IRISH PARENTS have again been urged to ensure they vaccinate their children after Ireland's first case of rubella in over a decade was confirmed in Cork.
Apple, one of Cork's biggest employers, yesterday confirmed to RTÉ News that one of their employees had been diagnosed with the virus.
The employee, who has not been identified due to patient confidentiality, was based in Apple's Hollyhill campus, where thousands of Apple workers are employed.
A letter from Apple reassuring its staff, seen by RTÉ, states:
"Our employees' health and wellbeing is our top priority, and we want to ensure all members of the local team are aware of the situation and the resources available to you.
"The possibility of contracting rubella is low, and most cases are mild."
Ireland has not seen a confirmed case of acute rubella since 2009, and in 2016 the World Health Organisation announced that Ireland was considered free of endemic rubella.
However, a drop in children receiving the MMR (Measles, Mumps and Rubella) vaccine as infants means that cases are on the rise.
Cork-based GP Dr Nick Flynn, speaking to local outlet Echo Live, says he is dealing with two or three cases of mumps each week, and that "there's no reason we couldn't see a similar outbreak of rubella".
“The key message to get out there is to encourage parents to vaccinate their children as herd immunity is crucial,” he told the outlet.
The infectious virus causes a high fever, swollen glands and a pink-red rash not dissimilar to measles. The rash lasts about three days but the virus is contagious for up to 7 days before the rash appears.
While rubella is considered mild in comparison to measles it can be serious if contracted by pregnant women as it can harm unborn children and cause miscarriages.
The HSE are also encouraging anyone born after 1978 who was never vaccinated to contact their GP where they can receive the MMR vaccination free of charge.

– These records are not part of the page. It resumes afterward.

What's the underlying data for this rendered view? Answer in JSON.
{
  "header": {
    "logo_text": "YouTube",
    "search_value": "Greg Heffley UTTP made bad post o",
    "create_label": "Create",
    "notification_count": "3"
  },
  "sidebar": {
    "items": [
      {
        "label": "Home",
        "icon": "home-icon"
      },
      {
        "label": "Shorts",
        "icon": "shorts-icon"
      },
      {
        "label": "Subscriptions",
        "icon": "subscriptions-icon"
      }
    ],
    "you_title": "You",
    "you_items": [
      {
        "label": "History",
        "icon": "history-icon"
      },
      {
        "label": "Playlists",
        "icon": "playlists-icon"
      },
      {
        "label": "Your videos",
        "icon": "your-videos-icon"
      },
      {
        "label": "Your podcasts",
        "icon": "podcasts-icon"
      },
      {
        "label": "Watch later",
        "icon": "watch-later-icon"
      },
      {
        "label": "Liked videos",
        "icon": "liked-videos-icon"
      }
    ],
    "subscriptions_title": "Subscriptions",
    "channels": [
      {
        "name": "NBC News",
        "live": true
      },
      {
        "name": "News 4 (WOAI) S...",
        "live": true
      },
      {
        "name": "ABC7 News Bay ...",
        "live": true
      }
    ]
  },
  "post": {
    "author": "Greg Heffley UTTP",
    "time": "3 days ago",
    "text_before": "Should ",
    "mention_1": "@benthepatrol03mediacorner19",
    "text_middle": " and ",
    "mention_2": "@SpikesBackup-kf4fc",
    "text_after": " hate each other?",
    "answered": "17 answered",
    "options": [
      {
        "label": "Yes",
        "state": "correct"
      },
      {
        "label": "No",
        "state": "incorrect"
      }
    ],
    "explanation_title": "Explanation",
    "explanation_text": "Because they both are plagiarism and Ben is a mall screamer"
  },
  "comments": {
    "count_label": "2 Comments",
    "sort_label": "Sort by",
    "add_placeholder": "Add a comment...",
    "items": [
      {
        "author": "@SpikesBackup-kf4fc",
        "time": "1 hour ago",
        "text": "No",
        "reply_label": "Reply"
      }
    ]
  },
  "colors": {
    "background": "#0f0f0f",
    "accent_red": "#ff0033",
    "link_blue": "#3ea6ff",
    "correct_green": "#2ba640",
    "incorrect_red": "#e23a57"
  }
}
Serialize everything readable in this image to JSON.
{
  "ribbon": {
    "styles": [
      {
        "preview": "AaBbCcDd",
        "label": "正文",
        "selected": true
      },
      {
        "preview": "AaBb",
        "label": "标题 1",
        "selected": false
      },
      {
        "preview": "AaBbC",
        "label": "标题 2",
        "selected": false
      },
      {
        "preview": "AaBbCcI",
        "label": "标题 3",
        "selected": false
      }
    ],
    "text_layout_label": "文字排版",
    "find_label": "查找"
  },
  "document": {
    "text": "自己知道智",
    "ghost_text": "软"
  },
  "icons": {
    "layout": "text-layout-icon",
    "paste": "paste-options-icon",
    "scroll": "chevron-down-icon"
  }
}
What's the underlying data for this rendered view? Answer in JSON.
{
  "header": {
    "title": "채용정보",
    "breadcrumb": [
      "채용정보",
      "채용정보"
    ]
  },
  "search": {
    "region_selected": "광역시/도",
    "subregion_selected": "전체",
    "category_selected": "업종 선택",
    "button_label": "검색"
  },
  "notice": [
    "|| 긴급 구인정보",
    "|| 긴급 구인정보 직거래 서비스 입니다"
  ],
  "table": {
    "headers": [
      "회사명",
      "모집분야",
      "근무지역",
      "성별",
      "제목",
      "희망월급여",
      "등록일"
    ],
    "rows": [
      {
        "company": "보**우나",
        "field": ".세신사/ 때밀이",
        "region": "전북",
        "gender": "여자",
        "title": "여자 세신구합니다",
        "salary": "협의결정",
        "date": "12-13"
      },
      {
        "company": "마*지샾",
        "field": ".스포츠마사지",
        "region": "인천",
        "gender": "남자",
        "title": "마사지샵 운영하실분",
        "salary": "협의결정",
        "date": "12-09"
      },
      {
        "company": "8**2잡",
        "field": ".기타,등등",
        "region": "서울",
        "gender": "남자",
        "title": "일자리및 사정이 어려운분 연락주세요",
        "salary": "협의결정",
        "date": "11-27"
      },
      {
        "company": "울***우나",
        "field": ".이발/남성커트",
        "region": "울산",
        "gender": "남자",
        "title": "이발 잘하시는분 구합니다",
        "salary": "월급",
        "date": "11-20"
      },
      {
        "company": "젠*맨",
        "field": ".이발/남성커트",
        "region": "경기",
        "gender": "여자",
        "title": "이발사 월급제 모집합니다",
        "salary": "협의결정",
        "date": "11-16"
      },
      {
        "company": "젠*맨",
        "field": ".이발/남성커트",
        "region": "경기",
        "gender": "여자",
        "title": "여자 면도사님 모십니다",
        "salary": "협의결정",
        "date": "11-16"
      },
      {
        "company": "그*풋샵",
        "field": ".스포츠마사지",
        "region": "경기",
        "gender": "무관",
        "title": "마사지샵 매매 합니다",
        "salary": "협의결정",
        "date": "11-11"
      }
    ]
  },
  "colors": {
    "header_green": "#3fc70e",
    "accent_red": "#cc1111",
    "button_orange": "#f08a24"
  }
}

For more information on the rubella virus, you can visit the HSE website here.